ERIC Number: ED207084
Record Type: RIE
Publication Date: 1981
Reference Count: 0
Cognitive Processes in Spelling and Their Relevance to Spelling Reform.
Cognitive psychology has provided an information processing model that distinguishes between input processes such as listening to speech or reading and output processes such as speaking or writing. It is useful for spelling reformers to consider reading (input) and writing (output) processes separately, because the demands of the reader and of the writer are, to a large extent, incompatible. The writer might wish to use a sound-to-letter strategy, possibly an individual shorthand. On the other hand, the reader may find phonetic or shorthand writing very demanding since reading rarely uses a letter-to-sound strategy. Readers tend to rely on a variety of cues present in conventional English orthography. These cues may relate directly (visually rather than phonologically) to the meaning, origin, and syntactic function of words. As seen from this point of view, a purely phonetic spelling reform would favor only the writer and penalize the reader. An ideally efficient communication system for written language would have to allow for the different requirements of the reader and writer. One solution would be a device that could be linked to a keyboard or writing pad and transform input written phonetically or in individual shorthand into output that would appear on screen or in print as widely readable copy and that could be programed to give as much graphic and orthographic information as is desirable. (Author/HOD)
Publication Type: Opinion Papers; Speeches/Meeting Papers
Education Level: N/A
Authoring Institution: N/A
Identifiers: Reading Writing Relationship

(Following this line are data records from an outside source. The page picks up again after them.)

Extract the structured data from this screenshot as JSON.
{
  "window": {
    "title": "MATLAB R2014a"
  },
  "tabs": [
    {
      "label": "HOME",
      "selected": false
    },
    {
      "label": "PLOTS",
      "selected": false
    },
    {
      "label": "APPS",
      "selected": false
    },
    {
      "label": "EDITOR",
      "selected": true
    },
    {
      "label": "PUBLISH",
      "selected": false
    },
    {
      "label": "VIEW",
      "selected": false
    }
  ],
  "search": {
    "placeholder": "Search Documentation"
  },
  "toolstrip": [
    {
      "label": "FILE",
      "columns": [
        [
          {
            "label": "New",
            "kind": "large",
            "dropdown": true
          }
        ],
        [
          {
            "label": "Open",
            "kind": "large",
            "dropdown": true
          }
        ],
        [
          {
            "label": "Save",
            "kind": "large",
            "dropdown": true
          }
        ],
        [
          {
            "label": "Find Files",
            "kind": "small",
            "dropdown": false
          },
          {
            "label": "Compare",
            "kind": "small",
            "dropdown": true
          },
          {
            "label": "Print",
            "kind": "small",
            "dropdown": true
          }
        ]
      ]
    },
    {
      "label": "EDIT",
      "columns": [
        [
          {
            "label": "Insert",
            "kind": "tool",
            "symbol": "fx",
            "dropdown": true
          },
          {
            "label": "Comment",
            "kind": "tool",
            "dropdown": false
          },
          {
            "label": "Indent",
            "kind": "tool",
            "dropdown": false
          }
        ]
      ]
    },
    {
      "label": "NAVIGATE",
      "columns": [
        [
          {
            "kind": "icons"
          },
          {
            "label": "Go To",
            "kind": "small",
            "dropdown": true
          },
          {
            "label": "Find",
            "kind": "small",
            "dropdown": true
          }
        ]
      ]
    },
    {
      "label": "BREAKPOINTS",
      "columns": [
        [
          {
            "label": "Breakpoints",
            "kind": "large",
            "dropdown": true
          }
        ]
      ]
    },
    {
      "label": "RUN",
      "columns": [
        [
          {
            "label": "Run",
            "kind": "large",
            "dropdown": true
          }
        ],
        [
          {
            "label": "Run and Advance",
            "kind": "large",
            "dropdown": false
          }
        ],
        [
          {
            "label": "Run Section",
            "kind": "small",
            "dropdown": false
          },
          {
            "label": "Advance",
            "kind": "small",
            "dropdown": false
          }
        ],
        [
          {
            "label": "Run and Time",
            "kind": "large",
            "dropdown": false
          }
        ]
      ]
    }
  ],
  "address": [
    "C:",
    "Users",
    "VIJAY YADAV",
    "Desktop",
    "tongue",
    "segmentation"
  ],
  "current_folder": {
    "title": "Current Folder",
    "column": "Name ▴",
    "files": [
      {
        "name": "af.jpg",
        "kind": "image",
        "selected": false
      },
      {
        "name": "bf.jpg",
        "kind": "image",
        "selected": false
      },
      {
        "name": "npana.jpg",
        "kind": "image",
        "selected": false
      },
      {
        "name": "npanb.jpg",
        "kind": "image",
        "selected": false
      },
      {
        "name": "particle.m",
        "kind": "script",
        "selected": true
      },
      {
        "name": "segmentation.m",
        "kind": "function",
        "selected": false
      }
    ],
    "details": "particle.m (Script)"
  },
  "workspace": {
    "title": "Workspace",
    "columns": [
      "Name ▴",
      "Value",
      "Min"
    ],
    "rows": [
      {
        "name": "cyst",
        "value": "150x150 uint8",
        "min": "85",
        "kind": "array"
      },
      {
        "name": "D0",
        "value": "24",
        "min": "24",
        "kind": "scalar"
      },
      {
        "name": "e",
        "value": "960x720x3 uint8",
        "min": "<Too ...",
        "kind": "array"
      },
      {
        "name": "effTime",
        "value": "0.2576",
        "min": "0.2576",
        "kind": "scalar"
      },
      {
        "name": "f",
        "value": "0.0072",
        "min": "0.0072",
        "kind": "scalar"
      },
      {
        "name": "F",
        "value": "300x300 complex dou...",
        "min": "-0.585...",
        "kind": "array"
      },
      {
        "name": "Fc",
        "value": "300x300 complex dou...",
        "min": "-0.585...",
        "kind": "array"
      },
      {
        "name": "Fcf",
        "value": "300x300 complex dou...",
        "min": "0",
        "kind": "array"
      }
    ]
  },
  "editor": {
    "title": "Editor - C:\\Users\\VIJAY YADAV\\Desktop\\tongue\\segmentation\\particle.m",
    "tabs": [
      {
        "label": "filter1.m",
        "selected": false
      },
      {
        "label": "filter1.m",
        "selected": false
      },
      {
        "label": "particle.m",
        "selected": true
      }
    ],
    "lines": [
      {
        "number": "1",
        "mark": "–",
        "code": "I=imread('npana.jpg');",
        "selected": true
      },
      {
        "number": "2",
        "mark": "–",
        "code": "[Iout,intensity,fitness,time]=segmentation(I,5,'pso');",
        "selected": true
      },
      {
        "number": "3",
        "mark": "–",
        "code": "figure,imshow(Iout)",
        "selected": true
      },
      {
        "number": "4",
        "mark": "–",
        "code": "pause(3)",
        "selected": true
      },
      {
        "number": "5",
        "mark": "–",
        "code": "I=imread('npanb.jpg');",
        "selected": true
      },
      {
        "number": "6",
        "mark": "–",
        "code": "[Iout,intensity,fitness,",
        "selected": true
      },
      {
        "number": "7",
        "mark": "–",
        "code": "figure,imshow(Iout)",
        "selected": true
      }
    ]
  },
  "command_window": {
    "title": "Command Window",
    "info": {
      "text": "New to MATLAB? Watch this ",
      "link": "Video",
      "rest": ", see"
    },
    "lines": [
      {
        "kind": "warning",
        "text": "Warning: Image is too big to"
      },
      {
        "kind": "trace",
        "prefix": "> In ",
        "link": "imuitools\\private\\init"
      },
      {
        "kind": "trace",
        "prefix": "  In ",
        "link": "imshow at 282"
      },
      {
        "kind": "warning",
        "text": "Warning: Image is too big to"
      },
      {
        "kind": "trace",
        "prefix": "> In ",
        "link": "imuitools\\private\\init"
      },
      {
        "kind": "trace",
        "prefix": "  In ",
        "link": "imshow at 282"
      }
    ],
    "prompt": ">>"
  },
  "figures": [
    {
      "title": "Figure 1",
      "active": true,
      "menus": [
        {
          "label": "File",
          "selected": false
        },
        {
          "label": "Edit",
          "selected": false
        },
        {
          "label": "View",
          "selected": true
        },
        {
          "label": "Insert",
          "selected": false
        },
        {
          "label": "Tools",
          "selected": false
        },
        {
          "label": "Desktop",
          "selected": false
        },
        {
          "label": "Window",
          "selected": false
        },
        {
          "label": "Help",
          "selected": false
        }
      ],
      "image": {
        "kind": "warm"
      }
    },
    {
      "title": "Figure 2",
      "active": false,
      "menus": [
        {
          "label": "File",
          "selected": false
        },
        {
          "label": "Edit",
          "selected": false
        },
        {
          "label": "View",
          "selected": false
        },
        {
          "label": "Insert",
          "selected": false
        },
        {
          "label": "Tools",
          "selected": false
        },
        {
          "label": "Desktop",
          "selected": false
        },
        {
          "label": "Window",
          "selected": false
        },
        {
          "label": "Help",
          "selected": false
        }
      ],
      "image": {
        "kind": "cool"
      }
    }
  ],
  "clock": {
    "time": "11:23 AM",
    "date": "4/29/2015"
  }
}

Note: Paper presented at the Annual Meeting of the International Conference on Reading and Spelling (3rd, Edinburgh, Scotland, July 31-August 3, 1981).